**WHAT THE EXERCISE ASKS:** Each and every line of the data must appear exactly as given.

**DATASET EXTRACT:**
/---

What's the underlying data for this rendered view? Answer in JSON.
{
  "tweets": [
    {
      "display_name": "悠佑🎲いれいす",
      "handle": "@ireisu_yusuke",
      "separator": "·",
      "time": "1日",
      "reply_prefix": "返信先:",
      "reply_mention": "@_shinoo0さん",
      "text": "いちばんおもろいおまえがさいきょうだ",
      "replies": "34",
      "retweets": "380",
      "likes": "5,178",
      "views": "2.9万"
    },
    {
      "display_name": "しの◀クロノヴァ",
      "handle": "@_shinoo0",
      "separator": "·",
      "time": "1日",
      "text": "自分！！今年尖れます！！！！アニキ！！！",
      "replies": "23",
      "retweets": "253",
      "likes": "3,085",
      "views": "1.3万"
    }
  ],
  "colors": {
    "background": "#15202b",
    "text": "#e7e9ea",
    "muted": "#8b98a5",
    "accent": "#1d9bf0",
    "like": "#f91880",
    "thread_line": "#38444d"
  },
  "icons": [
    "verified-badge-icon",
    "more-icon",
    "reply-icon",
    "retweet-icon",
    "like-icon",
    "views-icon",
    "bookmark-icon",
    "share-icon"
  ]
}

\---

**RESPONSE BELOW:**
What's the underlying data for this rendered view? Answer in JSON.
{
  "tweets": [
    {
      "display_name": "悠佑🎲いれいす",
      "handle": "@ireisu_yusuke",
      "separator": "·",
      "time": "1日",
      "reply_prefix": "返信先:",
      "reply_mention": "@_shinoo0さん",
      "text": "いちばんおもろいおまえがさいきょうだ",
      "replies": "34",
      "retweets": "380",
      "likes": "5,178",
      "views": "2.9万"
    },
    {
      "display_name": "しの◀クロノヴァ",
      "handle": "@_shinoo0",
      "separator": "·",
      "time": "1日",
      "text": "自分！！今年尖れます！！！！アニキ！！！",
      "replies": "23",
      "retweets": "253",
      "likes": "3,085",
      "views": "1.3万"
    }
  ],
  "colors": {
    "background": "#15202b",
    "text": "#e7e9ea",
    "muted": "#8b98a5",
    "accent": "#1d9bf0",
    "like": "#f91880",
    "thread_line": "#38444d"
  },
  "icons": [
    "verified-badge-icon",
    "more-icon",
    "reply-icon",
    "retweet-icon",
    "like-icon",
    "views-icon",
    "bookmark-icon",
    "share-icon"
  ]
}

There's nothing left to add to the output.